by Jane Winters
12 March 2014 marked the 25th birthday of the web. As you would expect, there was a great deal of coverage online, both in relatively formal reporting contexts (e.g. newspaper interviews with Sir Tim Berners-Lee) and in social media. The approach taken by Nominet (one of the major internet registry companies) was among the most interesting. It published a brief report (The Story of the Web: Celebrating 25 Years of the World Wide Web) and a rather nice timeline of the web’s defining moments. The report, written by Jack Schofield, reminds us that Yahoo! (with that exclamation mark) ‘became the first web giant’ (p. 5); that Netscape Navigator dominated web browsing in the early years, and indeed ‘almost became synonymous with the web’ (p. 5); and that Google has only been part of our lives since 1997, Wikipedia since 2001 (pp. 6, 7). It concludes that ‘The web is now so deeply engrained in modern life that the issue isn’t whether people will leave, but how long it will take for the next two billion to join us’.

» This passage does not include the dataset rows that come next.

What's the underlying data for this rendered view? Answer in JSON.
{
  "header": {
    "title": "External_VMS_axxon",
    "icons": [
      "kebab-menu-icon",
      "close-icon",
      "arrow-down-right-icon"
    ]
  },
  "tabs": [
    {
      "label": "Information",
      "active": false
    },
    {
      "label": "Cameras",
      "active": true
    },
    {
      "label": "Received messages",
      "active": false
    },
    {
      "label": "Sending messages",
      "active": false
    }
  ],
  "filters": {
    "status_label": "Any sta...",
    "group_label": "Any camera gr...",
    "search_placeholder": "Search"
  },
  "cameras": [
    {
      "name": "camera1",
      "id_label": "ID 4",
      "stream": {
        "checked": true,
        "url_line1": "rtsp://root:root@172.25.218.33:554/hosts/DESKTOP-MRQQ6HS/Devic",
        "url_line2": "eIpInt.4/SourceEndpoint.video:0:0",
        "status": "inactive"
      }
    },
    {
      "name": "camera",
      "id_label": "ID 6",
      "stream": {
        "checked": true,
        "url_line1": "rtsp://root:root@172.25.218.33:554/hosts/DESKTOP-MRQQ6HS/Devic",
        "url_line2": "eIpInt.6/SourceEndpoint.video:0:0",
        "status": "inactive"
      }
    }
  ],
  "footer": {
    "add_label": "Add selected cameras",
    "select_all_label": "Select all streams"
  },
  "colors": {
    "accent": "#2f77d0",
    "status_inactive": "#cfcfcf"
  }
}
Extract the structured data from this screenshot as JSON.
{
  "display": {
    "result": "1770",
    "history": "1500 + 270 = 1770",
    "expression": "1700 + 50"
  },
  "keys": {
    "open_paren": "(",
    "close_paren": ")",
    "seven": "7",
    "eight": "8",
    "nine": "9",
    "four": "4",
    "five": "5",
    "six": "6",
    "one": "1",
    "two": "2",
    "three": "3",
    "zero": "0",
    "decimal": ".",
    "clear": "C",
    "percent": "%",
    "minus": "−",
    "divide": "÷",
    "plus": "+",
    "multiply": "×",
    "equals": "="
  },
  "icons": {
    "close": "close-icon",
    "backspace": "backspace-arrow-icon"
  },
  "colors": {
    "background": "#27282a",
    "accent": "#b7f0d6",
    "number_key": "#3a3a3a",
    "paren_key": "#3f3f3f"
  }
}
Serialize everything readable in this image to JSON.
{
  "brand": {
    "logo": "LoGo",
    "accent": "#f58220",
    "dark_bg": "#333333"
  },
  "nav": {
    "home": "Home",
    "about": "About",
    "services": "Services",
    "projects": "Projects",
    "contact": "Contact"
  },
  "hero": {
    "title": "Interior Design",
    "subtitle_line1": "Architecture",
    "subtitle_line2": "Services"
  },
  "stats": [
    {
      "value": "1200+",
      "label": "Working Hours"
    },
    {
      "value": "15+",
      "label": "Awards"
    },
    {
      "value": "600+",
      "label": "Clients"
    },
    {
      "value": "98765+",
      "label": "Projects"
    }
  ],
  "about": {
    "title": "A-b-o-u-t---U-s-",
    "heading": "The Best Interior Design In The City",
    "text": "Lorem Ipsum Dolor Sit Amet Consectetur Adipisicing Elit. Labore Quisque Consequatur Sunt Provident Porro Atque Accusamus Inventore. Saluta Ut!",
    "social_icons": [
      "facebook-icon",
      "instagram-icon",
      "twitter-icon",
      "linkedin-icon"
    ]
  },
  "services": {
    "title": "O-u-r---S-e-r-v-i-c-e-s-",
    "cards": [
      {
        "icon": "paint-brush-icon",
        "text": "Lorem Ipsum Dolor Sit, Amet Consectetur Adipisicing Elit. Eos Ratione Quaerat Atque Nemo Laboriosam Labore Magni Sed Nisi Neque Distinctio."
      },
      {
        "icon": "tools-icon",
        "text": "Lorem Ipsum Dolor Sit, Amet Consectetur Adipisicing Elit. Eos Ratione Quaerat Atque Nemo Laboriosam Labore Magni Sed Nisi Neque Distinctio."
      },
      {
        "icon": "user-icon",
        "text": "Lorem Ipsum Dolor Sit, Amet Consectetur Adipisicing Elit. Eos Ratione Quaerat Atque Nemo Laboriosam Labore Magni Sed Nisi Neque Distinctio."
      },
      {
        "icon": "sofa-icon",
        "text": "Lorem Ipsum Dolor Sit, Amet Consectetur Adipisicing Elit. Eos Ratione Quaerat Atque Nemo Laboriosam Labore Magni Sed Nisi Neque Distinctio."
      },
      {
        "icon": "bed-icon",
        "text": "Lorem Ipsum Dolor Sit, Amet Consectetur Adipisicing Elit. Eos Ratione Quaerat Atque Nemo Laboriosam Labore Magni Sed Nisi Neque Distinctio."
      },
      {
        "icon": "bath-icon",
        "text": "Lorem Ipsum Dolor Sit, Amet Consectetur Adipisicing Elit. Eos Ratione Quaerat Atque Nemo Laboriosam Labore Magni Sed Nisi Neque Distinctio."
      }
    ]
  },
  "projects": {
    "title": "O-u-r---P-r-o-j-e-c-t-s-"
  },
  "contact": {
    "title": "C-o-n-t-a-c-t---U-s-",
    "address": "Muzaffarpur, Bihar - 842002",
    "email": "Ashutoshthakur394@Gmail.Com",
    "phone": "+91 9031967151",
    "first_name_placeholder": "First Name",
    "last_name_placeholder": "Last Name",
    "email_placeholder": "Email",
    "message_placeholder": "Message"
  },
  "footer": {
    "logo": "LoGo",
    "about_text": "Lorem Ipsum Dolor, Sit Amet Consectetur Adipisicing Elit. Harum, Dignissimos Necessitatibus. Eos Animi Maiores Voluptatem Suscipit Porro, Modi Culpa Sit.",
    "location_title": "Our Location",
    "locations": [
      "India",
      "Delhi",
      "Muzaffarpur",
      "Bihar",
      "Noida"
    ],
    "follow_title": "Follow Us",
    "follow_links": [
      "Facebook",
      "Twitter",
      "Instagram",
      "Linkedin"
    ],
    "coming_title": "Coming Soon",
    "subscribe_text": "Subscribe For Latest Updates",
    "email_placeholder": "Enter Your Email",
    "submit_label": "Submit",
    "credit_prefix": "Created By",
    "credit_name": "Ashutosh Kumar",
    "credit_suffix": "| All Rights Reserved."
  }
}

All of this is not just nostalgia – it will be impossible for historians to understand life in the late 20th and early 21st century without studying how the internet and the web have shaped our lives, for better and worse. This analysis requires that the web – ephemeral by its very nature – be archived. We have already lost some of our web history. The web is 25 years old, but the Internet Archive only began to collect website snapshots in 1996, that is, 18 years ago. The Institute of Historical Research launched its first website (then described as a hypertext internet server) in August 1993, but it was first captured by the Wayback Machine only in December 1996. At the time of writing, it has been saved 192 times, with the last capture occurring on 30 October 2013. Without the work of the Internet Archive, and now national institutions such as the National Archives and the British Library in the UK, we would not have any of this data. Researchers and web archivists can work together to ensure that in 2039, we will have 50 years’ worth of primary source materials to work with.